Task directions
Show, in full, each line of the data that contains "Batman".

Raw data
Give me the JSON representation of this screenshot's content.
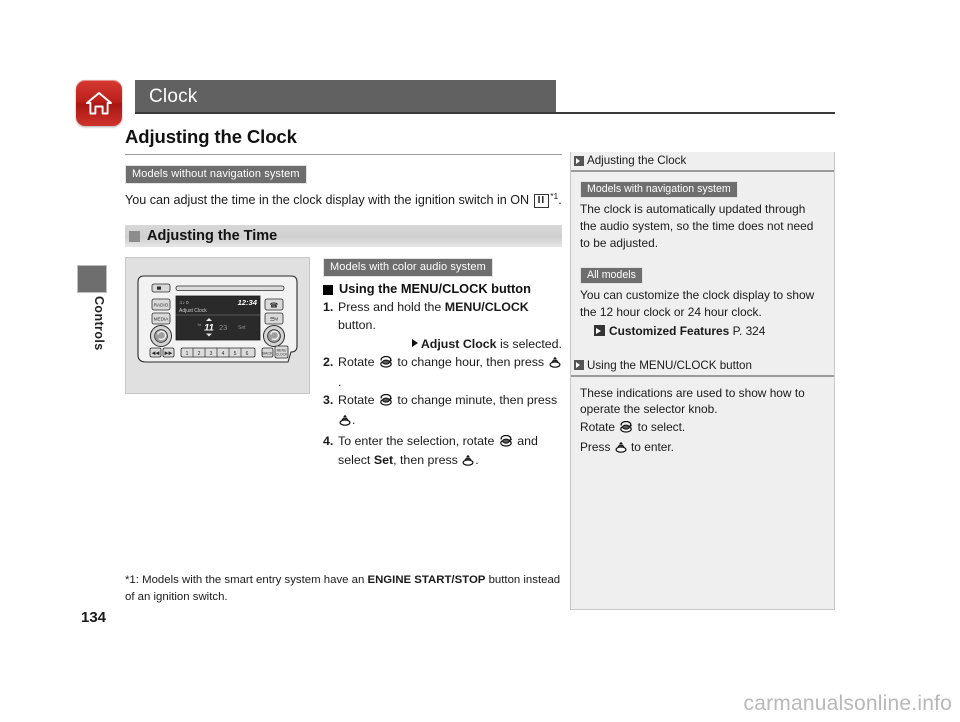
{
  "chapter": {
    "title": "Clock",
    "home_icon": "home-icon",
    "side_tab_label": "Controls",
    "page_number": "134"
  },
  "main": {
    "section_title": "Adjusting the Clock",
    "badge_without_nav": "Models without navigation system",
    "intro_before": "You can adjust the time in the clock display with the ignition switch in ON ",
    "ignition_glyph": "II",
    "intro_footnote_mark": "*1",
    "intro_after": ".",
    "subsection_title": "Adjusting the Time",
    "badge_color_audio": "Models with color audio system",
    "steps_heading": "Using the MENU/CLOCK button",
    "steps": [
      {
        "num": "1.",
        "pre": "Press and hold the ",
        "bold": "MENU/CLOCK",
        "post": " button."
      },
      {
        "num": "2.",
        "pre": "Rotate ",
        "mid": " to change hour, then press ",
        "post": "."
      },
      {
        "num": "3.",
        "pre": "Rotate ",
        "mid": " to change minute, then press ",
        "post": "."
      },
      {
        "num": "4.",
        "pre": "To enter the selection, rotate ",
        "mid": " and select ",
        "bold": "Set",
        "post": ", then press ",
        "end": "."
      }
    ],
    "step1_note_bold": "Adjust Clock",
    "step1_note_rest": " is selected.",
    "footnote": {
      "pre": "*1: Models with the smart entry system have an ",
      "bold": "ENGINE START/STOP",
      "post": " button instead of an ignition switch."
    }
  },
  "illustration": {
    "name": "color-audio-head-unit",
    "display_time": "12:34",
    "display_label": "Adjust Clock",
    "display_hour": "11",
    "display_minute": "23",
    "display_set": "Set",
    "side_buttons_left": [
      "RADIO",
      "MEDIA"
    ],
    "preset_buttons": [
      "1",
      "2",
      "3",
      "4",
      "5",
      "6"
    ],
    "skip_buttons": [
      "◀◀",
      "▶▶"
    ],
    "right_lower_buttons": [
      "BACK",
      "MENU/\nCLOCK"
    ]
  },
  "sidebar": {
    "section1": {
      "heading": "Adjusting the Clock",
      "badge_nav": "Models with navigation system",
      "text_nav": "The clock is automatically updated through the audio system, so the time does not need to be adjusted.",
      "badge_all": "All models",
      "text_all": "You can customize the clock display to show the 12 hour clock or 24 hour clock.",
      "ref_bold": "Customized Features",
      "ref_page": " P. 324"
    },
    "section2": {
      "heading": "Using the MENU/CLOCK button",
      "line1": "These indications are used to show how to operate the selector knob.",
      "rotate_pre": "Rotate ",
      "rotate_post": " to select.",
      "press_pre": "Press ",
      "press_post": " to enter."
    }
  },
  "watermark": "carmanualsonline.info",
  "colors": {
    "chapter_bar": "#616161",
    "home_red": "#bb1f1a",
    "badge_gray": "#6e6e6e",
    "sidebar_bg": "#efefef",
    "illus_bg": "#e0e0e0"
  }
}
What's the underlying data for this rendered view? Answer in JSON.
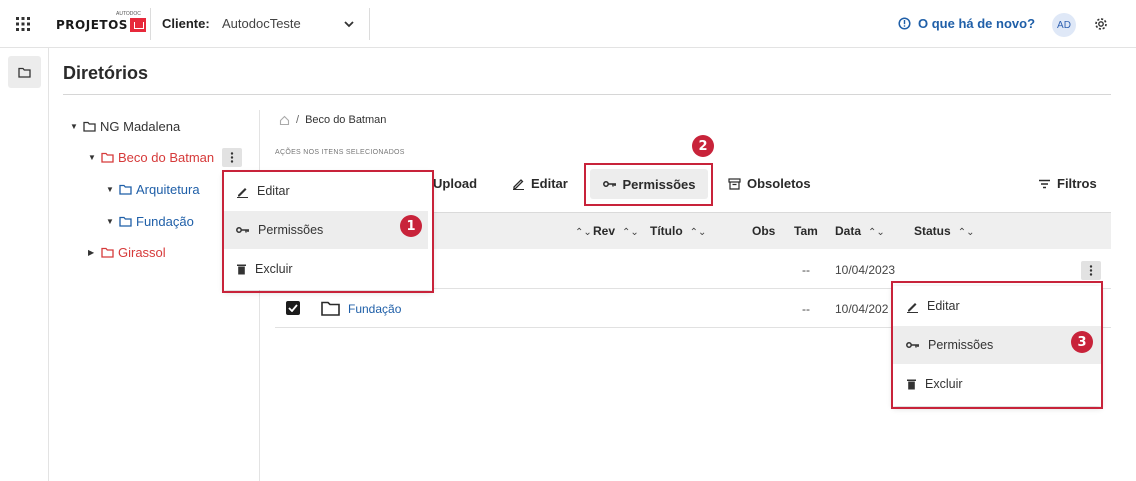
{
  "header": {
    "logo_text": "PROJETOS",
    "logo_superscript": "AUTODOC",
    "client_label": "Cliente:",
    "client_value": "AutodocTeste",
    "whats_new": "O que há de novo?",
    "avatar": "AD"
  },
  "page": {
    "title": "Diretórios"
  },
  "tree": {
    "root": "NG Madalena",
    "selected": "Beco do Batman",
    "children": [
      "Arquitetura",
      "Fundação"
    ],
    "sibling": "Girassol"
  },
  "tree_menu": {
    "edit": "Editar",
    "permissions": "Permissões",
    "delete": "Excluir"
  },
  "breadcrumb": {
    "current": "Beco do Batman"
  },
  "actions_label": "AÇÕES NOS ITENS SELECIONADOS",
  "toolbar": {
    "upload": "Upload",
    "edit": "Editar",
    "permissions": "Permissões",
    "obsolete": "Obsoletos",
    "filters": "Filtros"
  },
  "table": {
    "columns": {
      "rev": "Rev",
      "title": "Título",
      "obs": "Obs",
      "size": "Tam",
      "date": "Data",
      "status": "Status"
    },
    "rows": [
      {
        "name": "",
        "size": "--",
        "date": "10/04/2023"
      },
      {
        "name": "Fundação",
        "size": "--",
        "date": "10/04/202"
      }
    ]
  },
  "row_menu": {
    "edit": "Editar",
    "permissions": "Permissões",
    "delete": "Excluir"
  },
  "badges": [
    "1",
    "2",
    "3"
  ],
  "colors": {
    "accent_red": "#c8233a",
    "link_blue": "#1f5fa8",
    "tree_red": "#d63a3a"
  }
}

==

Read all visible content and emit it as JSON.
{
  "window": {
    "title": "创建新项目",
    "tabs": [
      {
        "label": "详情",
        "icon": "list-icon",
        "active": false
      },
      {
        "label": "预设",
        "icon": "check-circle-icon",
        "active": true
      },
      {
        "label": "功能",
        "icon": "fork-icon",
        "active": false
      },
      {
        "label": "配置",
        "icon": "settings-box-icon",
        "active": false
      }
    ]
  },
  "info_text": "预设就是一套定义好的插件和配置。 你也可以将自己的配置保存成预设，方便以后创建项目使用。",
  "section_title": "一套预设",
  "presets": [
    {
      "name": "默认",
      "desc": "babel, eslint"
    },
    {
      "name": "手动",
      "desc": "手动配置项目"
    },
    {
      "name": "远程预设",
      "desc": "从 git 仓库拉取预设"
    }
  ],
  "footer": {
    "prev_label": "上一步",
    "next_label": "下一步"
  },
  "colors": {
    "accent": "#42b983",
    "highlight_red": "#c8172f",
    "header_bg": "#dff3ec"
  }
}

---

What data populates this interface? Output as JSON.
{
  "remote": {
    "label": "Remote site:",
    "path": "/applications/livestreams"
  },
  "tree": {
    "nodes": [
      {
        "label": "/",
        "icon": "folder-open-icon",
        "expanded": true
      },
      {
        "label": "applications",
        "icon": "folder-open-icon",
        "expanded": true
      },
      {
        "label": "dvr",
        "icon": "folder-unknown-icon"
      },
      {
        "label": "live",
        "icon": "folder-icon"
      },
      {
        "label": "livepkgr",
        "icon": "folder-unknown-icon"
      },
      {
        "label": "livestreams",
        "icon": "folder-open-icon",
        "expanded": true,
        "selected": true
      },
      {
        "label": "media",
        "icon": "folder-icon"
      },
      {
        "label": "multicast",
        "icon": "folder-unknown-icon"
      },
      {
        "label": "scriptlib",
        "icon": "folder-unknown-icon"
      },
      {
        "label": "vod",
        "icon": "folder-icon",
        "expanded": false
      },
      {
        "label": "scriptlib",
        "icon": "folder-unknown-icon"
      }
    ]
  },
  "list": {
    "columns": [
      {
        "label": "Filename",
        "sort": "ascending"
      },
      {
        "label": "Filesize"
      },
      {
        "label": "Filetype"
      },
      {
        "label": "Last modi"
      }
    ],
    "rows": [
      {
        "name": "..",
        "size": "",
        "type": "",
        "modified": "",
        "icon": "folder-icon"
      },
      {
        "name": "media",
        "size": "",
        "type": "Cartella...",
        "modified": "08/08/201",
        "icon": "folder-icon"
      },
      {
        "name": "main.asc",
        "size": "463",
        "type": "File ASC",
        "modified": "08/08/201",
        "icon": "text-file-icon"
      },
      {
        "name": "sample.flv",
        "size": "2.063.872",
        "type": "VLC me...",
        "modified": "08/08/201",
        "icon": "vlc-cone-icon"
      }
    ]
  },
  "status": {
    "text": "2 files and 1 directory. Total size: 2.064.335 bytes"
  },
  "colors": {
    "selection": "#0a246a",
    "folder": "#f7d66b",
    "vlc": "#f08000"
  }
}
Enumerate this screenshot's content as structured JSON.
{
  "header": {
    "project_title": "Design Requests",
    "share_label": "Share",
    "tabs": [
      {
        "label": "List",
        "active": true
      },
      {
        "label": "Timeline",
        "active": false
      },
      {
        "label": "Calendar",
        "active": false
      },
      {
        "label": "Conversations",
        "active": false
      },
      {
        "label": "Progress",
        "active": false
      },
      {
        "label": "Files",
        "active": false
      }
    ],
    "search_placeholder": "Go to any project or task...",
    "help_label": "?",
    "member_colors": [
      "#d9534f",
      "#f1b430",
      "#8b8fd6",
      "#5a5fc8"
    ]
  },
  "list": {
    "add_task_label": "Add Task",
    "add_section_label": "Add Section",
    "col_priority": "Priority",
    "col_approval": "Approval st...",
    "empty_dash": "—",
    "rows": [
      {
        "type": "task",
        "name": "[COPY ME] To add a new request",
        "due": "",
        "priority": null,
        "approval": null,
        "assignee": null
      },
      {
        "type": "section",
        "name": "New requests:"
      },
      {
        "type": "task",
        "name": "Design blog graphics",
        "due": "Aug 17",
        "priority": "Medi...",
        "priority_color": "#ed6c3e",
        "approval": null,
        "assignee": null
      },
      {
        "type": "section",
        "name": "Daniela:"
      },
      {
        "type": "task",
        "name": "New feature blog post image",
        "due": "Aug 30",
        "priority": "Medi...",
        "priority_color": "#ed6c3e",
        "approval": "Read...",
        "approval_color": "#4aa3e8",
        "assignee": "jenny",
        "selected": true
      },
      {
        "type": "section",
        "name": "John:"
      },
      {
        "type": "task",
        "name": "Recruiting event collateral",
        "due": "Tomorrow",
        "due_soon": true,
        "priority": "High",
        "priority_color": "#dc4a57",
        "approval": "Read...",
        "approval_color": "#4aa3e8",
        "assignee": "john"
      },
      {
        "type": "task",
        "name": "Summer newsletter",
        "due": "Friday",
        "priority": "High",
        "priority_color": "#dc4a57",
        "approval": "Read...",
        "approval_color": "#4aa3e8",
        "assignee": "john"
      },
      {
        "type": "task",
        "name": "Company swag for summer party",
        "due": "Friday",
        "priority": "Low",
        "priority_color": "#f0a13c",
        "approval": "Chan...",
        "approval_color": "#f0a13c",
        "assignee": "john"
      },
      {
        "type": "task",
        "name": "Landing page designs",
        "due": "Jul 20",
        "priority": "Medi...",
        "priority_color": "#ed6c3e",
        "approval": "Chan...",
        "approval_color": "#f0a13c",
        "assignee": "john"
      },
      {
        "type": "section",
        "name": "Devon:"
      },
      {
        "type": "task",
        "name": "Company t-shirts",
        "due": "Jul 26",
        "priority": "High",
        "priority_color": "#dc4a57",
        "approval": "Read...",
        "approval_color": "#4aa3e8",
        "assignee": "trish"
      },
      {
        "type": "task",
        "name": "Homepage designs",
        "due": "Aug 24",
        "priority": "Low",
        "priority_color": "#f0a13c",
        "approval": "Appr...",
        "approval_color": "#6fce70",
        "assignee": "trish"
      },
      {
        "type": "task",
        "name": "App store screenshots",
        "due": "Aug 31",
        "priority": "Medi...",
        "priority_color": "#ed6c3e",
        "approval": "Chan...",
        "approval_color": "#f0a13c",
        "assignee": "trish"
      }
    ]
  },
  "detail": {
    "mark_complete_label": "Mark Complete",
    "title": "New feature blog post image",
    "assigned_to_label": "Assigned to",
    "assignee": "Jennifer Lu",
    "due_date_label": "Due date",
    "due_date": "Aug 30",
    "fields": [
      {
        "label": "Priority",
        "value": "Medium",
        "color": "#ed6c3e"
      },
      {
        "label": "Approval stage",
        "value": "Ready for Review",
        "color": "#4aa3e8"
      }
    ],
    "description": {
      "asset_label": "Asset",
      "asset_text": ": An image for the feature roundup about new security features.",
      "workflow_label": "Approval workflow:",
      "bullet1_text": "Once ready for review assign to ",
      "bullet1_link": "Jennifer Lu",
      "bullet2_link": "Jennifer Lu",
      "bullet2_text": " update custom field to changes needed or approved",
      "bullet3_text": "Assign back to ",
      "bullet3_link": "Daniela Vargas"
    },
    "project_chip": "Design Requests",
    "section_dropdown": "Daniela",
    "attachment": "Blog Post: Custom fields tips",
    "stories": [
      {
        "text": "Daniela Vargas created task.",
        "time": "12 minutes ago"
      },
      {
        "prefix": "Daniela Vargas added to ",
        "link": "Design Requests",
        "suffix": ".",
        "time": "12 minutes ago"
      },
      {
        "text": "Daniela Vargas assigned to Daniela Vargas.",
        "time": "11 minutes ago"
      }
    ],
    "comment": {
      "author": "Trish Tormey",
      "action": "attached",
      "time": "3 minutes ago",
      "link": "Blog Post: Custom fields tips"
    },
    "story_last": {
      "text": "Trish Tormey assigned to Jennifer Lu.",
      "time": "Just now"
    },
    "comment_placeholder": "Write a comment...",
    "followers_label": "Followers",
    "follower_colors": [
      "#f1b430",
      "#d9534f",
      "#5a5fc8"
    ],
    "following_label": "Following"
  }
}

Solution to the problem
    "selected": "Beco do Batman",
    "current": "Beco do Batman"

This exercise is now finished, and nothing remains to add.